Woodrow Wilson spoke of the American states as "Laboratories for Democracy".
The general idea was that other entities could watch as one or more American states tried out innovative governmental techniques and programs.
Such experimentation is going on all the time in the immigration field, but it is done by other nations. Some of it is admirable, some of it is scary, and some of it is somewhere in between.
I will let the reader make a judgment on Australia's most recent innovation, which is to hire other nations to receive and resettle refugees who had been aiming for Australia, but who had been headed off by Aussie authorities. If nothing else, the new program is certainly creative. For more on the policy, see this recent report.
This is the situation: Tens of thousands of primarily Muslim migrants from Iran and Afghanistan flee from those countries and head to Indonesia, the world's most populous Muslim nation, on their way toward Australia. They regard themselves as asylum seekers or refugees, but, like unauthorized aliens elsewhere in the world, they hire smugglers or snakeheads to provide the illicit boat passage to Australia.
Few of them make it to Australia directly. In recent years, most of them have been captured (or maybe rescued) at sea and placed on one of Australia's own off-shore tropical islands, such as Christmas Island, which lies between Indonesia and Western Australia. (Think of a miniature version of our Guam.)
Australia does not want this population, but it has no ability to ship them back to either Indonesia or Iran, neither of which wants them either.
Indonesia, incidentally, comes off very badly in this story. It neither blocks the entries of the migrants, nor does it help round up the snakeheads, most of whom are Indonesians. It seems to be content to let some of its most loathsome people make money out of the business. And it does not seem to feel any need to provide any services to its fellow Muslims.
Until recently, Australia had, essentially, punted. It warehoused many of the newcomers on Christmas Island, and then, when the facilities there overflowed, set up " processing" camps in two island nations that are dependent on Australia financially.
One of these is the biggest island nation in the South Pacific, Papua New Guinea (PNG). The other is tiny Nauru, once the richest nation in the world (because of a now-exhausted supply of phosphates mined for fertilizer) and now a poverty-stricken rocky domain about six times the size of New York's Central Park, about one-seventh the size of the District of Columbia.
The idea was that a prolonged stay in these "processing" camps would discourage future waves of boat people; some would be persuaded to return home, a few would be recognized as genuine refugees and allowed to go to Australia, but most would be left in limbo.

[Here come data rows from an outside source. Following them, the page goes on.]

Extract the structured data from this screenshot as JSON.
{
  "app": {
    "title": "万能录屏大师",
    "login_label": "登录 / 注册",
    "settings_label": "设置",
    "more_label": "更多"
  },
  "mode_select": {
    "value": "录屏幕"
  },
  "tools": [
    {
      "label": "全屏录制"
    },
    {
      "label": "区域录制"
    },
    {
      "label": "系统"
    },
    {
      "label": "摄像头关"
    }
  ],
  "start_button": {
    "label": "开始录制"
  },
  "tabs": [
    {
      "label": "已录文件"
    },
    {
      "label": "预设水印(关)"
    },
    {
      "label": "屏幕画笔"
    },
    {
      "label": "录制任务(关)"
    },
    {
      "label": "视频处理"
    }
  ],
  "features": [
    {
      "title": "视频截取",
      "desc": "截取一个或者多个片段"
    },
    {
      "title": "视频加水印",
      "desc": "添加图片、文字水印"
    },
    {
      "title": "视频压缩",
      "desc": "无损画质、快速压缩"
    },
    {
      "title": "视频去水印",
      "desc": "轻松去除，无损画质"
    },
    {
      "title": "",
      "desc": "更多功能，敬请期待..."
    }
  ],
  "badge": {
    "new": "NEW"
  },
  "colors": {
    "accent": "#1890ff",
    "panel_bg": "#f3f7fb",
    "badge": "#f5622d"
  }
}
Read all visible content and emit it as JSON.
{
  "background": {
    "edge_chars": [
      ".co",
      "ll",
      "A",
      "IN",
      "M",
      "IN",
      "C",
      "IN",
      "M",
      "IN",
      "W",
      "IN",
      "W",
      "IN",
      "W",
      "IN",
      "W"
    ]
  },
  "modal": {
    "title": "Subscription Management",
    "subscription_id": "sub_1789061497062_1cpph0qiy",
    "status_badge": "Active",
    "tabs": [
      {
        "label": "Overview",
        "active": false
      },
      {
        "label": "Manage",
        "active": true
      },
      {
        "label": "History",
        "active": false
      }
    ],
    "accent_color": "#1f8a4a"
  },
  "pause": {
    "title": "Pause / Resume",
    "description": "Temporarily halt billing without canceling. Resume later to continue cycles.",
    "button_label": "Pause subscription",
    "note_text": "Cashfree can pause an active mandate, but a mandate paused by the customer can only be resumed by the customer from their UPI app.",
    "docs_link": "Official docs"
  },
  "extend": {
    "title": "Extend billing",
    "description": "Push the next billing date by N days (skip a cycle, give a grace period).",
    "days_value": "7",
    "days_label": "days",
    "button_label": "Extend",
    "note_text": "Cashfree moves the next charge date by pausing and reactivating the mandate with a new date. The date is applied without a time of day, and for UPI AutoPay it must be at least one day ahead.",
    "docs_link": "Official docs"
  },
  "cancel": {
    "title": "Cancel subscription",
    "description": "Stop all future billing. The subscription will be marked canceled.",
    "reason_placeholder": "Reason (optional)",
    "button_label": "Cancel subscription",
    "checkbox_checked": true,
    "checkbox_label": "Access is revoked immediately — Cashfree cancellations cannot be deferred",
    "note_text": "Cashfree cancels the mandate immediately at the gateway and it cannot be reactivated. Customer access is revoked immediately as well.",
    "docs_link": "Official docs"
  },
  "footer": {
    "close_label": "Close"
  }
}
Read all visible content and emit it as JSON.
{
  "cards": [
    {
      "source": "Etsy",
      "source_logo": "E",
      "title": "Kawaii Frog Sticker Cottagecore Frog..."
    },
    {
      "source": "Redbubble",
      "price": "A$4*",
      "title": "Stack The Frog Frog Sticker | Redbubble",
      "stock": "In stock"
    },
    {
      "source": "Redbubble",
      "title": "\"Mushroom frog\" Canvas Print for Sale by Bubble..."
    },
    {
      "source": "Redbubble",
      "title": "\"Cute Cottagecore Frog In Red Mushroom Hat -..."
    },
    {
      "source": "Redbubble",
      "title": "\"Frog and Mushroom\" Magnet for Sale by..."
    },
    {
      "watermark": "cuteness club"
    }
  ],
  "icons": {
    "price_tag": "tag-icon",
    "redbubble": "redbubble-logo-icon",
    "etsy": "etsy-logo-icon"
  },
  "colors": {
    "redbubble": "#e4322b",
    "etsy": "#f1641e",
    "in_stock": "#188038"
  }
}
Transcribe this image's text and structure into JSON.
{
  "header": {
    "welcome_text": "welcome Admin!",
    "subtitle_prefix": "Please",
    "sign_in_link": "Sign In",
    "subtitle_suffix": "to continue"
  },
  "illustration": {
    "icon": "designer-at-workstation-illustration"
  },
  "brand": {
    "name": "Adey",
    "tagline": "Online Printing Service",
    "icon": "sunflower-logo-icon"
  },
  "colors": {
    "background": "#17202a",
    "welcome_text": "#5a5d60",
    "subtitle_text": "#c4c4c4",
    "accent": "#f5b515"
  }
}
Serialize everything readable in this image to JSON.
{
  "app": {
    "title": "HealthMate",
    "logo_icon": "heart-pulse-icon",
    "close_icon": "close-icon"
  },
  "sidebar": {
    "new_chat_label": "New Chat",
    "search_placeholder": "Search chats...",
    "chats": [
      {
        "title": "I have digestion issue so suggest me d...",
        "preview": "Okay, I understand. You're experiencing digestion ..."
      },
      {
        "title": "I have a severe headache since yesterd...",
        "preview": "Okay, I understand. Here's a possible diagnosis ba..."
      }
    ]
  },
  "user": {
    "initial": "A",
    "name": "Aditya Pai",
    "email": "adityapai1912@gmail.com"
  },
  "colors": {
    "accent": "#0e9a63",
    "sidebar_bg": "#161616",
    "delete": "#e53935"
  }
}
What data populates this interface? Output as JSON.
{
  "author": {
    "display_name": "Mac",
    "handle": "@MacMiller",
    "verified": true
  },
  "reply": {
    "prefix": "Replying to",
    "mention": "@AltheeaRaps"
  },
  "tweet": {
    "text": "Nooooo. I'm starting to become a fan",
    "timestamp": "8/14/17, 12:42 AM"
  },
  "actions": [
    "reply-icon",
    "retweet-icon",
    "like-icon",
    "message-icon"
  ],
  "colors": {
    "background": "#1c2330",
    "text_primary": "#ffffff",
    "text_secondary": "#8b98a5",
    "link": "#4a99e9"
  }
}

It did not work very well and the boat people kept coming. (Some of the migrants on Nauru killed themselves.)
Recently, the new Labor Party administration in Australia changed the rules; would-be illegal migrants to Australia would not be processed for possible settlement in that country; they would all be resettled on either Nauru or Papua-New Guinea. Australia is paying both nations to play this role.
It is too soon to know whether this will stem the flow, but it I doubt that any of these Asian migrants will actually resettle in the two nations, for quite different reasons. I have been to neither, but learned a lot about them in the 1990s when I was the Washington correspondent for the late, Fiji-based newsmagazine, Pacific Islands Monthly. I often read and wrote about Nauru, talked with officials on that island, and read about PNG.
The latter nation, unlike most of the Pacific island nations, has a well-deserved reputation for violence, murder rates are high; parts of its mountains and jungles are yet to be explored, and every once in while there is another story of an encounter with a stone age tribe that had never seen a white man.
Prior to the new arrangement with Australia, Papua New Guinea's immigration policies were anything but welcoming. I was told that the naturalization process was more like the UK's annual Queen's Honours list (for medals and knighthoods); you needed a lot of money and a lifetime of service to PNG before citizenship was awarded.
The danger on Nauru is boredom. There is just about nothing there. The once lush island has been cleared of 95 percent or so of its soil for the phosphate beneath, so most of it resembles a non-rehabilitated West Virginia strip mine, a moonscape. Instead of conserving its mineral wealth, Nauru wasted it on a corrupt government, a vanity airline, and terrible overseas investments.
It will be interesting to see how this Aussie experiment works out.
The United States over the years has sometimes used its off-shore holdings to process refugees on the way to the mainland, but has never kept anyone in those places very long. After the fall of Saigon, many of the Vietnamese were cared for temporarily on Guam, a practice later used for some Kurds fleeing from Saddam Hussein.
In the latter instance, we initially placed the Kurds in empty officers' quarters on a then under-used military base; this set up the refugees for a major disappointment when they were resettled on the U.S. mainland, usually in considerably less attractive, low-rent, urban locations.
The Australians will have no comparable problem: tents, not officers' housing, will be the order of the day in PNG and Nauru.